        @TheWerewolf I simply said that his argument is a [i]non sequitur[/i]. Fragmentation does exist, and you list some good examples of how it effects iOS, but unless the devices never changed you're going to see the problems you indicate. However all your examples also apply to Android where they are orders of magnitude worse. In reply I'd say "yeah, and if a developer is going to face fragmentation, doesn't it make sense to go with the platform that has the least of it?"
    • Peter get over it.

      You are expecting to run a 3 generations younger (ios 6) version to run a 4 generations older hardware (iphone 3gs), you are simply naive here. Also I don't see Apple pushing iPhone 3GS if it can't run iOS 6. They never did that with Original iPhone or iPhone 3G, so they wont.
      Ram U
  • Thank you ! ...

    for providing some critical analysis. I very rarely put 100% faith in any article, study, etc.., but it is nice to have Tech writers step in periodically and add value. Makes up for the eye candy (i.e. photo Galleries that require 10 clicks to see something that could be shown on 1 or 2 web pages).
    Now back to the subject at hand, I really don't care if there are 9 times as many games on iOS as Android (or Windows Phone). I really just care if most of the apps that I want are available on the platform I chose. In that case, I think Android and iOS (and possibly Windows Phone) aren't doing too bad. That is really what it boils down to.
    • Bummer Ed used really bad assumptions and data

      And came out with way wrong numbers.
  • apple answered this one

    Lets see Android makers feel they can compete based on their products where apple feels it needs to use the courts to block android phones. Kind of says where things are going doesn't it?
    • Dreams don't make reality

      Just because that's your fantasy view of things does not mean that is what is really going on.
  • Samsung Galaxy S II

    Last time I checked the Galaxy S II came in several variants. Software alone had Android 2.3 as the original OS, later came Android 2.3.5 and Samsung is supplying an update to 4.0.3 in some countries (Canada was not one of them). Some models had the NFC chip, others didn't, some supported LTE, others either could not support LTE due to chip limitations or the capability was disabled, some have a ARM Cortex-A9 (dual core, 1.2GHz)processor with an Exynos SOC GPU, some have a TI OMAP 4430 (also dual core, 1.2GHz) processor with PowerVR GPU and later versions have a Qualcomm Scorpion (dual core, 1.5GHz) with Qualcomm's Adreno 220 GPU. One report is that T-Mobile in the US of A got yet another variant with a Qualcomm Snapdragon (dual core, 1.5Ghz) processor but no mention of what GPU. Even the quoted screen sizes vary from 4.52 inches to 4.3 inches.

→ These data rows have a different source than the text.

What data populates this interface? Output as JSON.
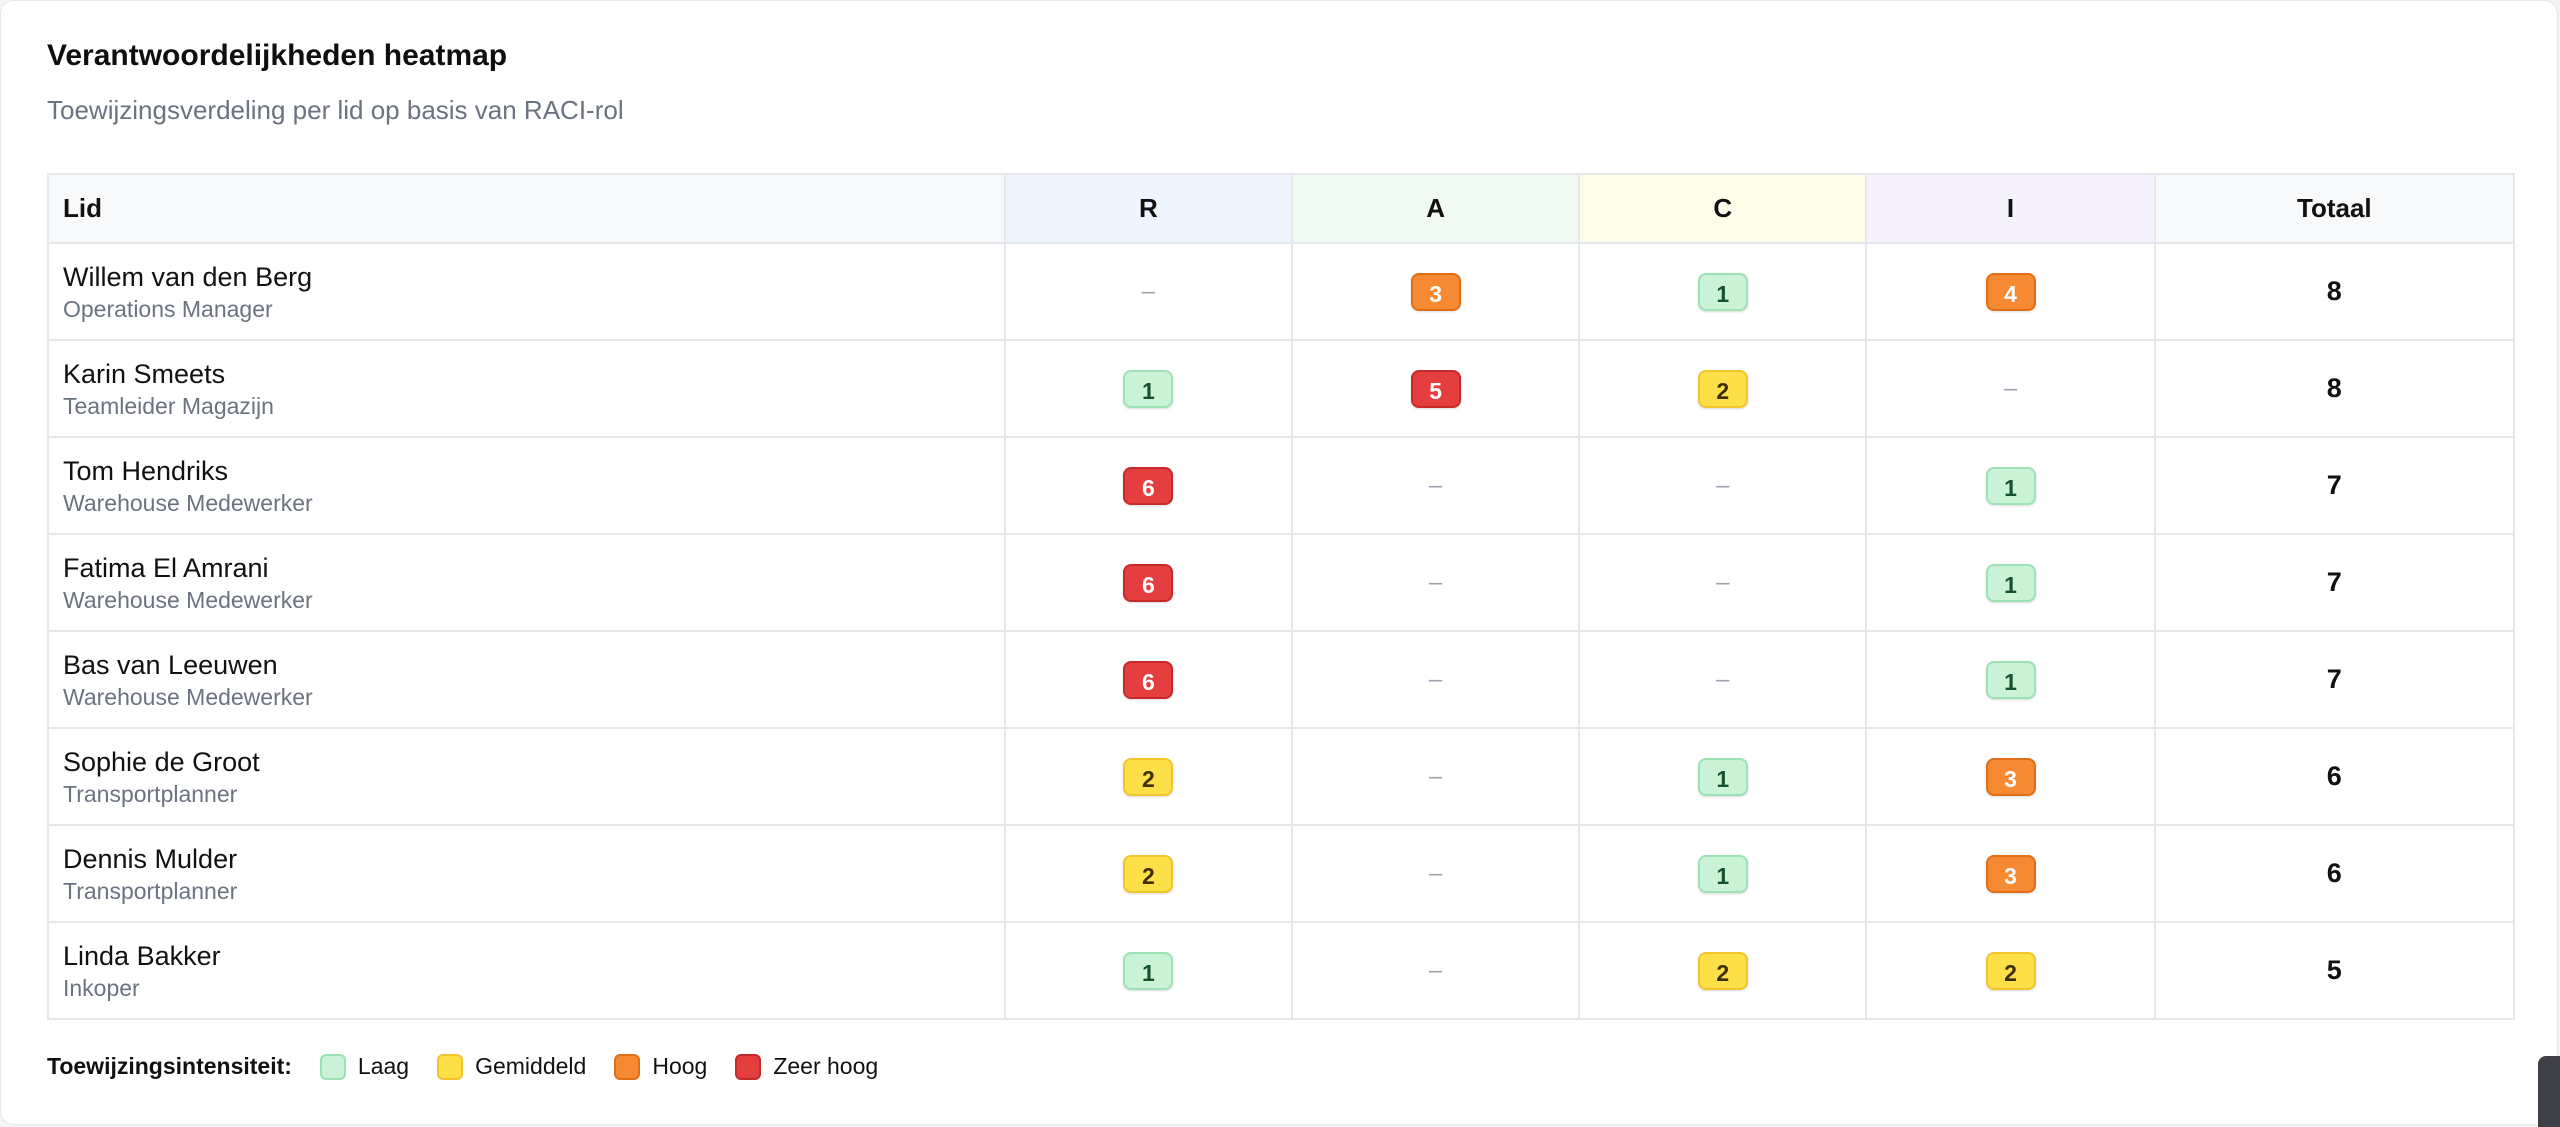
{
  "card": {
    "title": "Verantwoordelijkheden heatmap",
    "subtitle": "Toewijzingsverdeling per lid op basis van RACI-rol"
  },
  "table": {
    "headers": [
      "Lid",
      "R",
      "A",
      "C",
      "I",
      "Totaal"
    ],
    "header_colors": {
      "R": "#eef5fe",
      "A": "#effaf2",
      "C": "#fefdea",
      "I": "#f6f3fe"
    },
    "empty_marker": "–",
    "rows": [
      {
        "name": "Willem van den Berg",
        "role": "Operations Manager",
        "r": "",
        "a": "3",
        "c": "1",
        "i": "4",
        "total": "8"
      },
      {
        "name": "Karin Smeets",
        "role": "Teamleider Magazijn",
        "r": "1",
        "a": "5",
        "c": "2",
        "i": "",
        "total": "8"
      },
      {
        "name": "Tom Hendriks",
        "role": "Warehouse Medewerker",
        "r": "6",
        "a": "",
        "c": "",
        "i": "1",
        "total": "7"
      },
      {
        "name": "Fatima El Amrani",
        "role": "Warehouse Medewerker",
        "r": "6",
        "a": "",
        "c": "",
        "i": "1",
        "total": "7"
      },
      {
        "name": "Bas van Leeuwen",
        "role": "Warehouse Medewerker",
        "r": "6",
        "a": "",
        "c": "",
        "i": "1",
        "total": "7"
      },
      {
        "name": "Sophie de Groot",
        "role": "Transportplanner",
        "r": "2",
        "a": "",
        "c": "1",
        "i": "3",
        "total": "6"
      },
      {
        "name": "Dennis Mulder",
        "role": "Transportplanner",
        "r": "2",
        "a": "",
        "c": "1",
        "i": "3",
        "total": "6"
      },
      {
        "name": "Linda Bakker",
        "role": "Inkoper",
        "r": "1",
        "a": "",
        "c": "2",
        "i": "2",
        "total": "5"
      }
    ]
  },
  "legend": {
    "label": "Toewijzingsintensiteit:",
    "items": [
      {
        "label": "Laag",
        "color": "#c9f2d6"
      },
      {
        "label": "Gemiddeld",
        "color": "#fde047"
      },
      {
        "label": "Hoog",
        "color": "#f58a32"
      },
      {
        "label": "Zeer hoog",
        "color": "#e53e3e"
      }
    ]
  }
}
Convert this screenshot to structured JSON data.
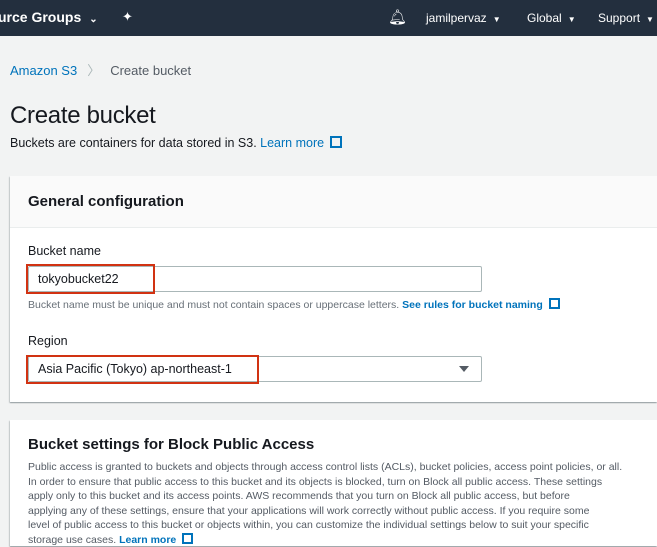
{
  "topbar": {
    "resource_groups": "urce Groups",
    "user": "jamilpervaz",
    "region": "Global",
    "support": "Support"
  },
  "breadcrumb": {
    "root": "Amazon S3",
    "current": "Create bucket"
  },
  "page": {
    "title": "Create bucket",
    "subtitle": "Buckets are containers for data stored in S3.",
    "learn_more": "Learn more"
  },
  "general": {
    "title": "General configuration",
    "bucket_name_label": "Bucket name",
    "bucket_name_value": "tokyobucket22",
    "bucket_name_hint": "Bucket name must be unique and must not contain spaces or uppercase letters.",
    "naming_rules_link": "See rules for bucket naming",
    "region_label": "Region",
    "region_value": "Asia Pacific (Tokyo) ap-northeast-1"
  },
  "block_public": {
    "title": "Bucket settings for Block Public Access",
    "lines": [
      "Public access is granted to buckets and objects through access control lists (ACLs), bucket policies, access point policies, or all.",
      "In order to ensure that public access to this bucket and its objects is blocked, turn on Block all public access. These settings",
      "apply only to this bucket and its access points. AWS recommends that you turn on Block all public access, but before",
      "applying any of these settings, ensure that your applications will work correctly without public access. If you require some",
      "level of public access to this bucket or objects within, you can customize the individual settings below to suit your specific",
      "storage use cases."
    ],
    "learn_more": "Learn more"
  },
  "colors": {
    "topbar": "#232f3e",
    "link": "#0073bb",
    "highlight": "#d13212"
  }
}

    There just might a good reason as to why it had 3 separate entries in Flurry's list.
    • Re: Samsung Galaxy S II

      So far I haven't seen any bugs caused by differences in SII models. I have seen bugs on the SII that didn't happen on brands, but not between models of the same family. I suppose it's possible but it's not likely.
      Ed Burnette
      • Different but doesn't count?

        So basically you point out in your piece that they are listed separately and that they shouldn't have been yet when pointed out what differences there are in the models your response is I haven't seen bugs between models? So you haven't seen any so there must not be any? Sounds to me at least in this case that Flurry was more accurate than you?
  • Something doesn't add up

    I'm not chiming in to take a shot at Flurry. Instead, I'm chiming in to draw attention to the general iOS favoritism that many in the tech blogosphere exhibit without evidence to back up their bold claims. The truth of the matter, however, is that Android app developers and advertisers understand the media bias and largely ignore it because the FACTS show that Android devs and advertisers are making tremendous strides and boatloads of cash to go along with it. If the numbers you find in "studies" seem dubious, I would advise reading concrete case studies - like how Airpush has grown its mobile ad network so quickly... http://www.airpush.com/blog/redesigning-messaging-relevance-how-we-grew-to-2/